Eight simple ingredients for the perfect website

 

So you need some web design done for your Melbourne-based business? Well you probably want to talk to a digital agency like Krafthaus, but what are the elements that make up good web design?

We have put together a list of eight simple ingredients for a modern, sleek website that will command attention and draw engagement.

 

1. Good Content

This is the single most important core aspect of a good website today. Content and what they are going to put on their website is almost at the back of the mind for a lot of clients when they come to you and say ‘we want a cool website’.

The single hardest thing to make is a cool website (or any website at that fact) from bad / nonexistent content.  Good content is the core of any website, and it ranges from a great photo-shoot, copywriting and video production. This complemented with ongoing content creation in the form of articles on blogs. Good content should then be delivered in a fun and effective manner, by giving preview to it without overwhelming the user, but also giving enticing cues for content lovers to click and find out more.

Good content can still be achieved on a budget from, using high quality stock images, alongside well written copy from our journalist.

 

2. Custom typography 

Finding a specialist in typography for your projects, a unique and important way to communicate the websites personality, whether the website owner wants to communicate professionalism, class, quirk or cool.

 

3. Unique Iconography

Unique iconography can ‘make’ a website. In the situation where the site serves a specific purpose and is not a usual marketing type website, unique and carefully designed iconography can make a website special. Iconography can be used in a number of ways on a website such as explaining the business process steps, explaining the level of service delivered, and communicating the expectations to the customer. Unique and custom iconography can also give security to customers to feel trustworthy to hand over critical information such as payment details or personal information.

 

4. Video

Video will continue to become a more important part of the web, as technologies improve, short effective load videos (we recommend no longer than 10 seconds) or interactive web video with a 3d journey. Links within the video to take to the next are becoming effective mediums for communicating a brand message or story.

 

5. Video mouseover effects

We are predicting that everyone will see a lot more of this over the next year and beyond in global web design industries. It involves having a small snippet of video, usually a mugshot of a person, animal, or scene, and it plays a short and subtle loop of them looking into the camera and occasionally blinking, or if it was a dog – panting, done in well in an unrecognizable loop. This effect is only triggered on mouseover of the on screen container. If you have a good video camera, and some video editing skills we suggest you visit this effect.

 

6. Improvements in mobile website design
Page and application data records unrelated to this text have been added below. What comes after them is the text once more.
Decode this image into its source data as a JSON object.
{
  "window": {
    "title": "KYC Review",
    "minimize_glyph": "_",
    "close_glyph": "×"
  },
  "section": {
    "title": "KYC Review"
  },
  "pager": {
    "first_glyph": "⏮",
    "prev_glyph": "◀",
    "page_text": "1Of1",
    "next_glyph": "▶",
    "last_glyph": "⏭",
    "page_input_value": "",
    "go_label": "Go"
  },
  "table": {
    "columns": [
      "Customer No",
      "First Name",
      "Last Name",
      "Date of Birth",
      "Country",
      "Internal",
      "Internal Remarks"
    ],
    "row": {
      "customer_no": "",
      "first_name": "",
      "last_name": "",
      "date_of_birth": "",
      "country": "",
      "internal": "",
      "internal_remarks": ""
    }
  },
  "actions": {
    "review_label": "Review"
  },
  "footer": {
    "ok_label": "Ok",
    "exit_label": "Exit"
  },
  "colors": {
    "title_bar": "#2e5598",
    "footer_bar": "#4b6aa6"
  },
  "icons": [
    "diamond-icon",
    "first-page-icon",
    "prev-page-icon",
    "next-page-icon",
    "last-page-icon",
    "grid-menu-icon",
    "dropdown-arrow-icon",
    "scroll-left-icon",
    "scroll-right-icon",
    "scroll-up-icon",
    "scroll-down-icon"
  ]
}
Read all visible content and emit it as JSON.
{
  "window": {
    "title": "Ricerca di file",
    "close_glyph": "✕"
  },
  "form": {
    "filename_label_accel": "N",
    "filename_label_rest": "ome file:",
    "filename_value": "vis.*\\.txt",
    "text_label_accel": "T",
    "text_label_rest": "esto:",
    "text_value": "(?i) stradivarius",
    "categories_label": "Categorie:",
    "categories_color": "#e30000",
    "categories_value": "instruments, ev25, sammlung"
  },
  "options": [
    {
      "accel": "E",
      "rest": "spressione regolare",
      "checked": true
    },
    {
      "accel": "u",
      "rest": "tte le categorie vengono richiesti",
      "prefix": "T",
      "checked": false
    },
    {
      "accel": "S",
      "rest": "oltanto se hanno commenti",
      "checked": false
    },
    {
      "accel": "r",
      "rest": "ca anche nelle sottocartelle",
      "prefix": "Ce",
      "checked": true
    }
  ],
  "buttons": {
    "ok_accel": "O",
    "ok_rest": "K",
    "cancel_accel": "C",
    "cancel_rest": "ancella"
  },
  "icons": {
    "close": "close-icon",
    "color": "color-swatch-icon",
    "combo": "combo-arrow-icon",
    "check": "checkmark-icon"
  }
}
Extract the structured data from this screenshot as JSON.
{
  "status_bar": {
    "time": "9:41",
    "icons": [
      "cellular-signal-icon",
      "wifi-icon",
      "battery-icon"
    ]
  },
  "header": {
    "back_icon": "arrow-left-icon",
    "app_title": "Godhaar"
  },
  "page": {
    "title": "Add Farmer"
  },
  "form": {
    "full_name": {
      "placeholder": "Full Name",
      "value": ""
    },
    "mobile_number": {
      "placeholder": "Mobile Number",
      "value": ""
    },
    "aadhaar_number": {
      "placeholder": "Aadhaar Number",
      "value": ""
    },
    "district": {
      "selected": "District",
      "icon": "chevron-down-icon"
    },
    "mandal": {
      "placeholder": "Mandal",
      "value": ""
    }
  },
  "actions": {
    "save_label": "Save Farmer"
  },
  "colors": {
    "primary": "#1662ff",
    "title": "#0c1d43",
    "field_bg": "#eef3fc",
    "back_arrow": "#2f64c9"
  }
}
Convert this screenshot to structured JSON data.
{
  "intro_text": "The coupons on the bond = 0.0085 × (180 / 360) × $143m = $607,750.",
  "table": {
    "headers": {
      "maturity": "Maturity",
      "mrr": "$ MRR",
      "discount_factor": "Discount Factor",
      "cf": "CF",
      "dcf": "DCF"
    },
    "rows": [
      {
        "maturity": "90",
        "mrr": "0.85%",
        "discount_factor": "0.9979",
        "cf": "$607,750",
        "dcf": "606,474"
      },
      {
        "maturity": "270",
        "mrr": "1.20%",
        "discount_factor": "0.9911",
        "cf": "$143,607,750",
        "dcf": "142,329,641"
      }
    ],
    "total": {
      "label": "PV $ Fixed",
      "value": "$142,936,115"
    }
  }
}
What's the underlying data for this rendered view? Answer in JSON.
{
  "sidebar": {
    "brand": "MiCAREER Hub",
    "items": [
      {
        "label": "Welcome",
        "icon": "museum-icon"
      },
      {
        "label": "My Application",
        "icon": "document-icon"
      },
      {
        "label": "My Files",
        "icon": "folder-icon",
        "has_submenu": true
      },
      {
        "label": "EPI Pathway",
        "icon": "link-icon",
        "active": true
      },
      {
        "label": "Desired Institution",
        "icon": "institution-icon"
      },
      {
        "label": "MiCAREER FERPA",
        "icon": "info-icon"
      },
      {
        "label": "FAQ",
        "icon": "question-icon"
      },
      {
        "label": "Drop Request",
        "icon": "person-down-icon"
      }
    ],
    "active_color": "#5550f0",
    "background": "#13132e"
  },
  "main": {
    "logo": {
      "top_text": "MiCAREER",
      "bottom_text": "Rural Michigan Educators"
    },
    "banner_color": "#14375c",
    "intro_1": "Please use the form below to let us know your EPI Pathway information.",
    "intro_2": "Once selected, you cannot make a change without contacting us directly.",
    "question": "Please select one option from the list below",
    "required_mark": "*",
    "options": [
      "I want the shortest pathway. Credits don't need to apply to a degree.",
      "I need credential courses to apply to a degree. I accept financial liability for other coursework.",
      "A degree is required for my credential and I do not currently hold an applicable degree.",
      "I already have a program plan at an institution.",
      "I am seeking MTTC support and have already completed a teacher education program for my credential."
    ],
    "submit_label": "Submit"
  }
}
We have already seen a lot of this in 2012, popular news and media outlets are improving their mobile website experience, and now with Google Chrome available on iOS and Jellybean, the browser infrastructure is continuing an upward trend to deliver better mobile performance. While Apps will continue to satisfy heavily used web platforms (Facebook, Gmail, Instagram, Twitter) mobile website designs and ease of use will continue in 2013, especially in the e-commerce web design sector.

 

7. Customized API’s and API layers

This is a big trend we will continue to see in 2013 from web design agencies, is the custom design and styling of API integrations from social media channels.  Custom design layers on Google Maps API, including custom markers, black and white maps, image layover maps and a range of other features to customize the client’s website.

Custom ReCapcha designs, (usually reserved to prevent spam bots) uniquely setup for the brand, can involve dragging objects into puzzles, or in a brands situation interacting with a brand icon in a certain way to verify the user is human and not a spam robot.

 

8. User design customization and curation

This is big and continues with the broader trend of the web slowly reshaping each website visit for the individual. Large organisations (Google, Amazon) and others are leading the charge on making sense of Big Data. At the moment, this information gathered on users, is used to serve up customized adverts, products the customer may prefer, and video and content suggestions based on past behavior. This is a big call, but we think this will eventually change into the UI and UX of a website based on the Big Data collected on the individual.

This evolves from creating responsive design for different tech devices, to creating a custom responsive design for each user based on their preferences. This is one rule of thumb that designer’s should always keep in mind for 2013, that if you know who the majority of your users are, then design for that market.